Development Assistance and Root Causes of Migration: A Risky Road to Unsustainable Solutions

In the aftermath of the 2015 migration-management crisis, both the European Union and several European states declared that they would be using development aid more strategically to address root causes of migration. The final report from the MiDeShare project, a joint two-year research project managed and implemented by the Polish Institute of International Affairs (PISM) and the Norwegian Institute of International Affairs (NUPI), addresses two key issues that such a declaration brings to the fore: First, can development assistance really tackle root causes of migration, and second, have the EU and European countries such as Norway and Poland changed the direction of their aid since 2015? By reviewing the research already published by our joint project, we will sum up both what we know and in what areas new research-based knowledge is needed.

After several years of European attempts at solving the push factors of irregular migration, the records of such policies are mixed. Yet, as the new U.S. strategy to “address root causes of migration” adopted in July 2021 shows, this approach is still popular among donor countries. Policymakers find it intuitive that more and better development assistance will create economic growth and social development that will inevitably lead to less migration. The logic is that donor assistance, if given correctly, will help eradicate poverty, create jobs, and lead to peaceful societies. Thus, as countries become more prosperous, many fewer people will decide to leave on an uncertain and dangerous journey to possible greener pastures elsewhere. According to the same logic, if refugees are given more humanitarian assistance in their countries of origin or in neighbouring third countries, they will remain closer to their home of origin and will not embark on dangerous “secondary movements” towards, for example, Europe. While we understand that this may seem intuitive, almost all available research shows that this is not the case. The relationship between development and migration is far more complex and context-dependent.

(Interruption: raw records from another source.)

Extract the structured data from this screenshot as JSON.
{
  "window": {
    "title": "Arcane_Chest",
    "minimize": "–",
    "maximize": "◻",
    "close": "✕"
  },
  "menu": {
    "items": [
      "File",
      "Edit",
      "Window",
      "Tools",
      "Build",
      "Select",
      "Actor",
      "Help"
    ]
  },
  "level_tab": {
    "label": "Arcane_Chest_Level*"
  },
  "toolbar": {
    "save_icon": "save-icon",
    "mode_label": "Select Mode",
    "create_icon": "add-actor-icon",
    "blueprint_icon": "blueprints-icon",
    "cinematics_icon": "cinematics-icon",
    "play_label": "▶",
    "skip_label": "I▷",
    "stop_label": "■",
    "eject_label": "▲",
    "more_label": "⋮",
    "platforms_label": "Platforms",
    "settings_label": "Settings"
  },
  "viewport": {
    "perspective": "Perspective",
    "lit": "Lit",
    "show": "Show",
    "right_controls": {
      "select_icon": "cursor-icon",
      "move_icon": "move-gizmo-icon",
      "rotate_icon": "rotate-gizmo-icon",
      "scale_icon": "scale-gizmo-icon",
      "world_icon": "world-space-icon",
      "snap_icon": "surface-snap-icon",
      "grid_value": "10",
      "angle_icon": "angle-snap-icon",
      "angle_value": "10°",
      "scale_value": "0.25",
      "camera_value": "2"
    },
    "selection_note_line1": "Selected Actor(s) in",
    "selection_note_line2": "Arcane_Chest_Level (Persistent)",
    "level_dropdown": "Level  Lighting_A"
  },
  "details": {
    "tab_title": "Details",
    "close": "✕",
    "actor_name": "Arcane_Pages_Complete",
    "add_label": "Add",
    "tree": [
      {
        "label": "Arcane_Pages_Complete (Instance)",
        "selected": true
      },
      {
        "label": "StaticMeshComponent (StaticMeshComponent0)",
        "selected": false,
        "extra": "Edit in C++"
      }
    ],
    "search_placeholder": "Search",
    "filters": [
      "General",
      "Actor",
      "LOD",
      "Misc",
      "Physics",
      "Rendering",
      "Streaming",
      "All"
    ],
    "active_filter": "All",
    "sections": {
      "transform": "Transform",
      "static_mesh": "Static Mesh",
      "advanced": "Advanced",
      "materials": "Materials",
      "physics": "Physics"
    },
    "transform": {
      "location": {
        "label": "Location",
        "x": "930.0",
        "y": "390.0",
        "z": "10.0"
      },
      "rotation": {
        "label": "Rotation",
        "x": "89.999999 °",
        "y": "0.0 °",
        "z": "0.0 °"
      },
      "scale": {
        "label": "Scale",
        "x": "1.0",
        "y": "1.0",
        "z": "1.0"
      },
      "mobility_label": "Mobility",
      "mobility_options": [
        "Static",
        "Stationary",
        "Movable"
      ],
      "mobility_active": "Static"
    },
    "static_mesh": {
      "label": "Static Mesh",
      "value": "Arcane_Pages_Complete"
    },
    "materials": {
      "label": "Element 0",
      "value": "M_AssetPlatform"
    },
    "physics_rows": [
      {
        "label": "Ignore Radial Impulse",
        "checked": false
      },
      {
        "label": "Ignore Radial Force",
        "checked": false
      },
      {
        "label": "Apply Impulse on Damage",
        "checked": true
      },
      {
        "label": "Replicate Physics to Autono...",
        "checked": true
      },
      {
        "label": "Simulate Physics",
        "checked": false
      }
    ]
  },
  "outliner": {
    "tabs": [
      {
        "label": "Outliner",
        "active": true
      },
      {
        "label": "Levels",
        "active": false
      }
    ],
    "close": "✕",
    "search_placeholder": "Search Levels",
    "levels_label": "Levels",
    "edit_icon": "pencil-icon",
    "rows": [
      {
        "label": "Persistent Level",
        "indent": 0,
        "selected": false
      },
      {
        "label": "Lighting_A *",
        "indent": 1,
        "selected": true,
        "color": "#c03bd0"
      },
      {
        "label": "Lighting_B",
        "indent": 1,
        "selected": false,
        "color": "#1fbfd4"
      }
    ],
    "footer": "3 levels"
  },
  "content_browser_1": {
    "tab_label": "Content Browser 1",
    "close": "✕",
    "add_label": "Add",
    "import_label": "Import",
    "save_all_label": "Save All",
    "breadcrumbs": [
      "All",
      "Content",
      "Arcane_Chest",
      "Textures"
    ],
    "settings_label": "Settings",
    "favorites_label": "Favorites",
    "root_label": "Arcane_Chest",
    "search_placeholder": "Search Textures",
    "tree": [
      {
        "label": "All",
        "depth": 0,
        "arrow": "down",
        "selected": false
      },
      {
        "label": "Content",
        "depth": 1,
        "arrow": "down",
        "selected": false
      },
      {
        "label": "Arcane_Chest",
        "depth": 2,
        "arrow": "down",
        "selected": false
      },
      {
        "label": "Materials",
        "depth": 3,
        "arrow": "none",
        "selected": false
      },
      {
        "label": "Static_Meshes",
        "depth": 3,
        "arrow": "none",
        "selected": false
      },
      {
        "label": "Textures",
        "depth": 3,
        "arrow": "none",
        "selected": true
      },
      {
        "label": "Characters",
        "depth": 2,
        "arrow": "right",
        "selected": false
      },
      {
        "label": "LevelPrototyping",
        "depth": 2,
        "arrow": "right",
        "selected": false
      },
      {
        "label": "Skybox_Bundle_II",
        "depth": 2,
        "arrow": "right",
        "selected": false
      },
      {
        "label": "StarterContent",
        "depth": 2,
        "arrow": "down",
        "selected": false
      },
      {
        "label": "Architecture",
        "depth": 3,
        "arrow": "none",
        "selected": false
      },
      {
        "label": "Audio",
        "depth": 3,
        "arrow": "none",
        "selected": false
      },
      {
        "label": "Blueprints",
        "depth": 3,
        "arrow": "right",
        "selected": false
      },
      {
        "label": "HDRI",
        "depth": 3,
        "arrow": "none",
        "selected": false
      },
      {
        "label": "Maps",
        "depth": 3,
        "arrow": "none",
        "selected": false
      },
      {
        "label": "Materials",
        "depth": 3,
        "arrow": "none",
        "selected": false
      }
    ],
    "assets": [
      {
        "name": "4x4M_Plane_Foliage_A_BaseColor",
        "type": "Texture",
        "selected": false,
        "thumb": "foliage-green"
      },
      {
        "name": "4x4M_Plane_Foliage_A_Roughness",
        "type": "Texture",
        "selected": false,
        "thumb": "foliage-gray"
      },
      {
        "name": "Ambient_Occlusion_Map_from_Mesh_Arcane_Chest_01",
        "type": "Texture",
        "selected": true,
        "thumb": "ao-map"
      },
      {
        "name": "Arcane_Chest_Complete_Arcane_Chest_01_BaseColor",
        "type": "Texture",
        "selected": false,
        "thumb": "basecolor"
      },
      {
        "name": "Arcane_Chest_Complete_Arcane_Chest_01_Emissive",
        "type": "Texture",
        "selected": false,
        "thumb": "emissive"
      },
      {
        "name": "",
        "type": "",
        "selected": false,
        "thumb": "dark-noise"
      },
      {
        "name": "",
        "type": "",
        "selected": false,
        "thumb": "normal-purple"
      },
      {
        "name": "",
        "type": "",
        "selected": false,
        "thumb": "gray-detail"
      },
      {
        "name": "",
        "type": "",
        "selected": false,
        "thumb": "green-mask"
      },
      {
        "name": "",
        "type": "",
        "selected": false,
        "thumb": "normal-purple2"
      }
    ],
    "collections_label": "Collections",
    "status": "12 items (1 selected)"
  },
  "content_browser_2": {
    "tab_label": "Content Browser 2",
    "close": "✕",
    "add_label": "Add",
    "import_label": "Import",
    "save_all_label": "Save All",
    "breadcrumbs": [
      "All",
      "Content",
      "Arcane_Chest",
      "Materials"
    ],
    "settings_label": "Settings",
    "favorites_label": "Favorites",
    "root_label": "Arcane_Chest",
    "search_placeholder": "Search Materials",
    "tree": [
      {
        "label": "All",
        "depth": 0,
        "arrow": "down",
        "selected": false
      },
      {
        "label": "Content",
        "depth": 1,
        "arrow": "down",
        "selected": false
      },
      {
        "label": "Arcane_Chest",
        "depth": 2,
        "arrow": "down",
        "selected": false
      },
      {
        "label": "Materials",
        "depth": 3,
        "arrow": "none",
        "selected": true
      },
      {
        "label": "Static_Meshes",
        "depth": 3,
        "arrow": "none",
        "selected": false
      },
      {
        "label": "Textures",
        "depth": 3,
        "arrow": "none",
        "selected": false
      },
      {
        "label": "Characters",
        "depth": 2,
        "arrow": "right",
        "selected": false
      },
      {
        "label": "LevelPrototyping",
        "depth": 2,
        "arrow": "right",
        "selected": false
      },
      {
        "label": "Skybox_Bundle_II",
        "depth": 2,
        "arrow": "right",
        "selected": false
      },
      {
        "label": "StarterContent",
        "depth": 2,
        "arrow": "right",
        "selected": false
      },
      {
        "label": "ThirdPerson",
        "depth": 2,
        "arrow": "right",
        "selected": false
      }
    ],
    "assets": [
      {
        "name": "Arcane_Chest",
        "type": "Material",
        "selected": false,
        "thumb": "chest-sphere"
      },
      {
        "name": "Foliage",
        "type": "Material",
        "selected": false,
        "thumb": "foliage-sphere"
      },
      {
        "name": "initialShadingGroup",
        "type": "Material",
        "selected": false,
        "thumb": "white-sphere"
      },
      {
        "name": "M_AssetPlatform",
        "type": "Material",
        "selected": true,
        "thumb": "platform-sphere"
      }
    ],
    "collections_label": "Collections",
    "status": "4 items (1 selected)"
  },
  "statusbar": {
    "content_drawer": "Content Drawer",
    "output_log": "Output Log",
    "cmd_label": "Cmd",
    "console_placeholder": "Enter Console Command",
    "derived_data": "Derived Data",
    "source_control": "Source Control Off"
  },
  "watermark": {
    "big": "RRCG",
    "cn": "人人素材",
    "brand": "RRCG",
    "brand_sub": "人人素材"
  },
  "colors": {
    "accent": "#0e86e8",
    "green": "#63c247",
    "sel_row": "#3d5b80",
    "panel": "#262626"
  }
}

Thus, not only will we show that it is highly uncertain that development assistance, at least in the short term, will have much effect on popular migration aspirations, but also that in the cases of Norway and Poland, a strategic redirection of these two countries’ development assistance has not taken place.

The EU has flexed its economic muscles to reduce flows of refugees and migrants to European shores, but to the extent this has happened, it is not through aid to address “root causes”, but rather through an externalisation of European border management, such as the deal with Turkey that is paid for by European taxpayers. Several questions can be raised about the sustainability of these arrangements, and recent events on the BelarusianPolish border not only show that while some routes to Europe can be closed down other alternatives will materialise, as well as how politicised and securitised this field has become.

The MiDeShare project—Migration and Development: Sharing Knowledge between Poland and Norway—is aimed at analysing the relationship between the development and migration and especially the role of development cooperation in addressing root causes of migration. By focusing on selected case studies, our project wanted to understand how this approach has been implemented and functioned in the foreign policy of European donors when aid proved to be an effective tool of European migration policy, where it was less successful, and what the long-term consequences are. 

While the COVID-19 pandemic has highly restricted field research, the project managed to prepare nine research papers and hold nine international seminars to discuss important aspects of the migration-development nexus. Special attention has been paid to the EU response to irregular migration since 2015 and the development and migration policies of Poland and Norway. The effectiveness of the “root causes of migration approach” was tested against several examples—Rohingya refugees in Bangladesh, Afghan migrants fleeing their war-torn country, the forgotten crises in the Lake Chad Basin and the Sahel, Egyptian migration policy, and intra-Africa migration. This final report brings together the major observations and shares recommendations for the future.

The report is available in the attachment.

By Morten Boas, Patryk Kugiel, Sejla Pehlivanovic